Luckily, most versions of the arp command can take a file as input and use it to create static ARP table entries. Under Linux, this is done with the -f command-line switch. Now all you need to do is generate a file containing the MAC and IP address pairings, which you can then copy to all the hosts on your network.

To make this easier, you can use this quick-n-dirty Perl script:



# gen_ethers.pl <from ip> <to ip>


my ($start_1, $start_2, $start_3, $start_4) = split(/\./, $ARGV[0], 4);

my ($end_1, $end_2, $end_3, $end_4) = split(/\./, $ARGV[1], 4); 

my $ARP_CMD="/sbin/arp -n";

for(my $oct_1 = $start_1; $oct_1 <= $end_1 && $oct_1 <= 255; $oct_1++ ){

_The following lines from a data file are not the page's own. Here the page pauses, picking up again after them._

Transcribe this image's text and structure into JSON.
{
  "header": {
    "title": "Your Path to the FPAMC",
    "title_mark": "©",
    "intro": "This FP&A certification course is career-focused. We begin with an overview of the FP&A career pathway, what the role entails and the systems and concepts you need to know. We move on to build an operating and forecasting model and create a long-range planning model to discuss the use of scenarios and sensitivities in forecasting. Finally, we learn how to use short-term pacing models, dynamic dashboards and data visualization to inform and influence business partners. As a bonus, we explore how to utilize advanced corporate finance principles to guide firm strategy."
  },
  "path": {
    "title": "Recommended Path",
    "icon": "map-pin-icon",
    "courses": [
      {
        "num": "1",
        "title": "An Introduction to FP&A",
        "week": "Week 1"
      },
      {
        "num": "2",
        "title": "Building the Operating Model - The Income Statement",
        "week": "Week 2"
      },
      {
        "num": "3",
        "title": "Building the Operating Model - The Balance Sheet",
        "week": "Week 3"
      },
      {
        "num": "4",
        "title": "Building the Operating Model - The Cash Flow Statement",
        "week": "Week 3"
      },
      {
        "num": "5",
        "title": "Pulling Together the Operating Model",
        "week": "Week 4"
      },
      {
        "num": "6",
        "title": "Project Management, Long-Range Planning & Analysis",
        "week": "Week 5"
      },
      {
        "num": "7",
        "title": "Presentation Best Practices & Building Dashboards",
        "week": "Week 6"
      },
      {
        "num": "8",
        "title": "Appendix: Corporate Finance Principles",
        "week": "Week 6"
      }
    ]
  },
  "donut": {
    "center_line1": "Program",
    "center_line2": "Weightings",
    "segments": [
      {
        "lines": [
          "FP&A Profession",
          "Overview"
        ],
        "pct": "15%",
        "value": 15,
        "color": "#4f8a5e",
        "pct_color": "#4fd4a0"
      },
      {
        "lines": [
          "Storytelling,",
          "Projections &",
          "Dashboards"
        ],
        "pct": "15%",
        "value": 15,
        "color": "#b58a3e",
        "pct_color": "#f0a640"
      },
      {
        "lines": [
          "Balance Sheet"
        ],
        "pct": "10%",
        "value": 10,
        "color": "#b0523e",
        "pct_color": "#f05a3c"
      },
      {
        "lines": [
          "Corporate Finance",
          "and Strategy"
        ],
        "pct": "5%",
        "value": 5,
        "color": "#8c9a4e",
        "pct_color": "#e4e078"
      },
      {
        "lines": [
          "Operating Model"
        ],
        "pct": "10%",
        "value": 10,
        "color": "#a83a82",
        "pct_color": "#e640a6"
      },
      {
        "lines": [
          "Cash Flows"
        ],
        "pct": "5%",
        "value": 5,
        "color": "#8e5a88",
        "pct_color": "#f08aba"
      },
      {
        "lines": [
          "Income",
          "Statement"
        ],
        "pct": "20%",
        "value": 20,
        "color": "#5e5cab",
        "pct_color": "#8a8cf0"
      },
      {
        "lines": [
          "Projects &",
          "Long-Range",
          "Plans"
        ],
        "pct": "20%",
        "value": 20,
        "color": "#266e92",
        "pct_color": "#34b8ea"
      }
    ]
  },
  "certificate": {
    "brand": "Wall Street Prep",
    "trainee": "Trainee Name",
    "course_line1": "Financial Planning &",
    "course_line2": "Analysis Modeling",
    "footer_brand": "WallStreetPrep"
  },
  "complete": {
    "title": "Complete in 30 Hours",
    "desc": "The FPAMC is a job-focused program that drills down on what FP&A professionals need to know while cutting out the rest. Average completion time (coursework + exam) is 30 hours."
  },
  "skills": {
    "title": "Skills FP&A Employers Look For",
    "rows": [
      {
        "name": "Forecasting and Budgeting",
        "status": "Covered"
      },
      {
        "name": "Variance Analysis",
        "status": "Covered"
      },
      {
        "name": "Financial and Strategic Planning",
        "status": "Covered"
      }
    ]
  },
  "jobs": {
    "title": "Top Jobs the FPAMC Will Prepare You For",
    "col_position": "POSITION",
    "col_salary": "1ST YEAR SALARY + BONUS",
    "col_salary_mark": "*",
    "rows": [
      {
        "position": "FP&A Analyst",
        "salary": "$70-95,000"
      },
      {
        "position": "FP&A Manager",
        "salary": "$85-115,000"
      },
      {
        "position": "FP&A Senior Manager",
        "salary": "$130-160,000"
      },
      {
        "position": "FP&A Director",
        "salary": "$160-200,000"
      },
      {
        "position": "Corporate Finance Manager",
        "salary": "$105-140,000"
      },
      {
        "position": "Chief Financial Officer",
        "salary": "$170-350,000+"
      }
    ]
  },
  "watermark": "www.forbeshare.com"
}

  for(my $oct_2 = $start_2; $oct_2 <= $end_2 && $oct_2 <= 255; $oct_2++){

    for(my $oct_3 = $start_3; $oct_3 <= $end_3 && $oct_3 <= 255; $oct_3++){

      for(my $oct_4 = $start_4; $oct_4 <= $end_4 && $oct_4 < 255; $oct_4++){

    system("ping -c 1 -W 1 $oct_1.$oct_2.$oct_3.$oct_4 > /dev/null 2>&1");

          my $ether_addr = `$ARP_CMD $oct_1.$oct_2.$oct_3.$oct_4 | egrep 'HWaddress|

(incomplete)' | awk '{print \$3}'`;


    if(length($ether_addr) == 17){







This script will take a range of IP addresses and attempt to ping each one once. In doing this, each active IP address will appear in the machine's ARP table. After an IP address is pinged, the script will then look for that IP address in the ARP table, and print out the MAC/IP address pair in a format suitable for putting into a file to load with the arp command. This script was written with Linux in mind but should work on other Unix-like operating systems as well.

For example, if you wanted to generate a file for all the IP addresses from to and store the results in /etc/ethers, you would run the script like this:

# ./gen_ethers > /etc/ethers

When using arp with the -f switch, it will automatically use the /etc/ethers file to create the static entries. However, you can specify any file you prefer. For example, if you wanted to use /root/arp_entries instead, you would run this:

# arp -f /root/arp_entries

This script isn't perfect, but it can save a lot of time when creating static ARP table entries for the hosts on your network. Once you've generated the file with the MAC/IP pairings, you can copy it to the other hosts and add an arp command to the system startup scripts, to automatically load them at boot time. The main downside to using this method is that all the devices on your network need to be powered on when the script runs; otherwise, they will be missing from the list. In addition, if the machines on your network change frequently, you'll have to regenerate and distribute the file often, which may be more trouble than it's worth. But for servers and devices that never change their IP or MAC address, this method can protect your machines from ARP poisoning attacks.